Every year, we gather everyone who works in Quality Engineering positions across Unity gathers for one week of learning, sharing and socializing. This January, 110 QA folks from our offices around the world flew to sunny Sweden and huddled up at a nice snow-covered beach hotel. The theme of this internal mini Quality-conference was “Our Quality Mission at Unity”. Read on to find out what talked about and what that means for your experience with upcoming Unity editor releases. For the first presentation on Monday, VP Quality Thomas Petersen talked about the nature of quality taking inspiration from both 3-star Michelin kitchens, mechanical precision watchmaking, and astronomy equipment. It ultimately led back to the mission statement for Unity QA: Provide expertise and implementation support, for all aspects of quality, that results in increased organizational knowhow and increasingly higher quality product. A bit of a mouthful but if you unpack it this single sentence … [Read more...] about Quality Week 2019 – Unity Blog
Debt blogs getting out
A woman doing her makeup as the camera slowly pulls out to reveal she’s missing the bottom half of her face, a gaping cybernetic maw in its place. A cable jacked directly into a businessman’s skull, sparking and smoking as it fries his brain. An elevator the size of an apartment, crawling up the side of a high-rise towards the sky. These are just some of the fragmented vignettes studio CD Projekt Red put on display in Cyberpunk 2077’s debut trailer earlier this year. As an introduction to Night City, it promised one of the most distinctive game settings since Rapture or City 17 — but not much of its neon-soaked imagery is original. And that’s by design. With this game, CD Projekt Red is drawing from a long tradition, one that — unusually — is named right there in the title: cyberpunk. But what exactly does that mean, and where did it come from? Before “cyberpunk” You can trace the roots of cyberpunk back through multiple … [Read more...] about What is cyberpunk?

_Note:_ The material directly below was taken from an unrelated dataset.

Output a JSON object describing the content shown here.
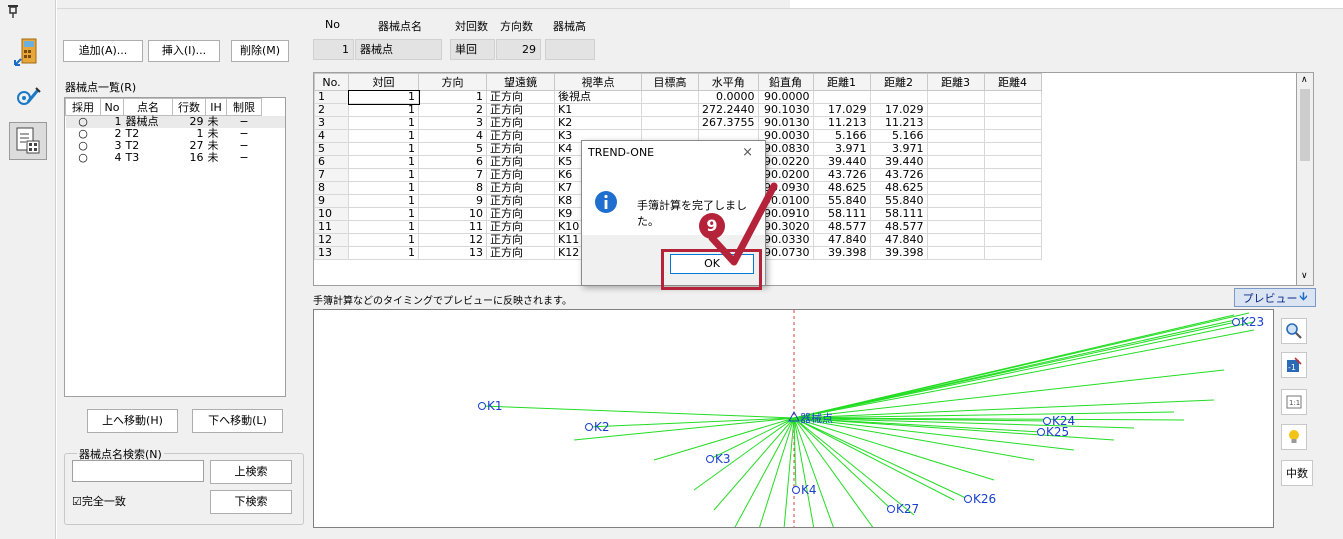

Over lunch at a quiet, fancy Hawaiian joint in downtown San Francisco, I find myself struggling to interview Greg Miller. The trouble with Miller is not that he’s rude or evasive, like some midtier celebrities. In fact, he’s quite the opposite. He’s garrulous, friendly, funny and open with me. The problem is, he’s this way with just about everyone. Miller is the central figure for Kinda Funny, a cluster of YouTube videos, podcasts, live events and communities loosely centered around games and geek culture. He shares the Kinda Funny desk with a handful of other personalities ― including Nick Scarpino and Tim Gettys ― but there’s never any doubt that he’s the main attraction. He has more than 1.3 million followers on Twitter. Thousands of fans pay into Kinda Funny’s two Patreons every month, one dedicated to games, the other to broader culture and entertainment. Hundreds are willing to travel great distances to meet the man, and to … [Read more...] about The Greg Miller story
Note: This is a sponsored blog post for Legends of Learning. I've been following the work of Legends of Learning from the start. They have developed a very interesting ecosystem (no pun intended) for Games to teach Science concepts. Legends of Learning essentially opened up their platform for developers to create and publish science games to teach to specific science standards. Games can be reviewed and rated by both Students and Teachers. I love this idea as it provides an opportunity for good games to rise to the top while not so good games won't survive. I suppose we could teach Darwinism through this vetting process. Anyone who knows me knows that I am a strong proponent of game based learning and a critic of game based learning done poorly. I tend to favor the use of commercial games in school but would definitely LOVE to see more commercial quality games that are intended for learning. Often, however, games for learning often fall victim to the over used "chocolate covered … [Read more...] about Legends of Learning: An Ambitious Game Based Learning Platform for Science Education
March 4~11… what a crazy, crazy week. It wasn’t as bad as I thought it might be based on my first experience back in 2012 (this time I actually slept a good 7~8 hours each night!), likely because I’m a lot more knowledgeable than I was back then, and have lots more tools at my disposal. Still, the desire to create something awesome had me putting easily over 80* hours of work into POLYBOT-7, my entry for this year’s Seven-Day Roguelike Challenge. (*This is during the week only--excludes all pre-7DRL preparation!) The rate of problems and solutions flying through my brain throughout the week was pretty overwhelming. Tiring sometimes, but at the same time exciting to try to find hacks that could manage so many features and content in such a short period. So. many. hacks. The technical debt is real! I was cringing as I wrote much of the code, but had little choice--take the fastest route possible or risk failure. For the first few days I was doing a slightly … [Read more...] about 2018 7DRL Postmortem, Part 1: Preparation